WATCH: 'If you get intimidated by me that's your own f*****g issue' - Tiger Woods' message to rivals
So much for the new, friendly Tiger Woods. As the field assembled for the 147th Open Championship here, that facade came crashing down as a video emerged of the 14-time major winner telling his rivals "if you get intimidated by me that's your own f------ issue".
Since returning from his spinal-fusion operation last year, Woods has been depicted as more approachable to the other players; certainly to the young American champions such as Justin Thomas, Rickie Fowler and Patrick Reed, to whom he has apparently become something of a mentor.
But although Woods has been accused of lacking the killer instinct of old this year – he has three top-sixes but, as yet, no victory – the footage of him conducting a master class to media and fans at his recent "TigerJam "charity event in Las Vegas highlights the "nasty" streak is still there as he searches for his first major in a decade.
Russell Knox, the Scotsman, who has been drawn to play with Woods in the first two rounds, may be particularly interested to see the mischievous clip on social media.
"I can't control you," Woods tells the audience. "The only thing I can control is I. Now, if I do this more efficiently than you, if you get intimidated, that's your own f------ issue." Woods will go out in his first Open for three years with Knox and Japan's Hideki Matsuyama at 3.21pm, the latest tee-time he has ever been given on a Thursday in the British major.

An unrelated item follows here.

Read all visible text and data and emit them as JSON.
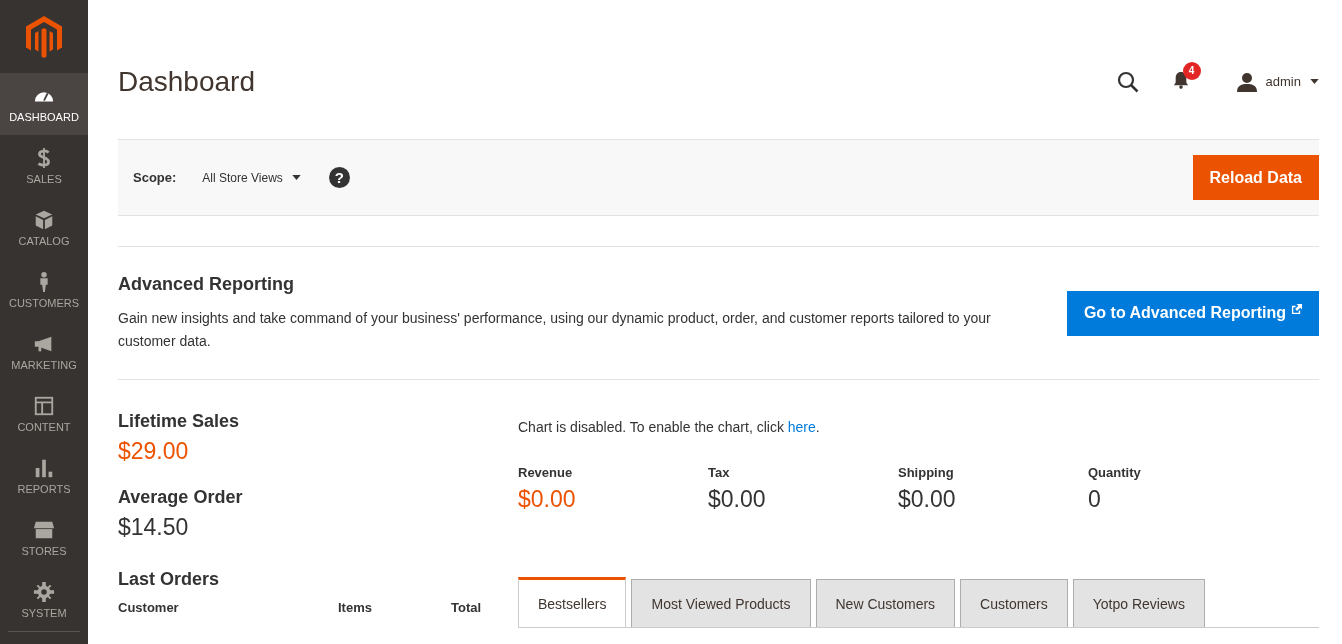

By then, Carnoustie could be even faster than it is now.
Read more here:
- 'Seeing the emotion he showed after that was really cool' - Rory McIlroy taking inspiration from Novak Djokovic
- Padraig Harrington backs Rory McIlroy to win more majors soon - and gives Tiger Woods a chance at the Open
The golfers woke up to rain here, but soon the sun was blazing down again and although the heat is not as intense as last week, the fairways are getting browner and the balls continue to travel absurd distances.
Certainly, Rory McIlroy was surprised when he saw it for the first time. Of course, it was here in 2007 when the Ulsterman made his Open debut as an amateur but then this links was lush. "It's different," he said after 18 holes with a smile. And he confessed that so, too, will his game plan. Attack, attack, attack, seems to be his mantra.
"I don't know if 15-under or 16-under is attainable but I could see it being the lowest score to win at Carnoustie [nine under par, by Tom Watson in 1975]," he said. "Because it is so baked out and burnt, there are patches of rough that are bad but for the large part, you're going to get away with it. As long as you avoid the fairway bunkers and give yourself some control of your ball, I think you could see some guys go low."
McIlroy tried to take it cautiously at last month's US Open at Shinnecock Hills, but now realises that was a mistake as he shot 80, 76 to miss the cut. He had been at the Long Island course for 10 days before the major began and said by the time he started he was obsessed "by where I shouldn't hit it". This time he is intending to freewheel and rely on his instinct.
Last week, he was at Wimbledon and watched friend Novak Djokovic on his way to winning his first grand slam in two years. McIlroy has not won a major in four years and can take plenty of inspiration from the Serb's resurgence.
However, Padraig Harrington, who won here in 2007, does not feel the need for the four-time major winners – or anyone else for that matter – to panic.
"Rory's obviously played well this year and yet seems to be getting a lot of press saying he's not playing so well. Clearly, his career is now solely based on how he does in the majors," he said. "But you're judging Rory over seven years [since he won his first major]. Give him another seven years and see if he's got eight in the bag. Are we disappointed with that then?"
Harrington suggested experience would be vital on this course and pointed towards Woods's one-driver-all-week victory in 2006 at Hoylake – when it was similarly burned – as a potential blueprint. But the Irishman, who drove the ball 457 yards into the Barry Burn on the 18th on Saturday – also understands that aggression could be the wise play.
"It's very difficult to play short all the time. If you keep playing short of the bunkers, the second shots are actually very long. If you lay up on, say, the fifth … yesterday I hit seven-iron off the tee to stay short of the bunker at 245 on the left, but like I then had 210 yards, which is an exceptionally long shot into that pin position off the back.
"So, at that stage you're thinking to yourself, ‘well, eventually I'm going to have to grow up and hit the shots'. You're going to have to take some risks."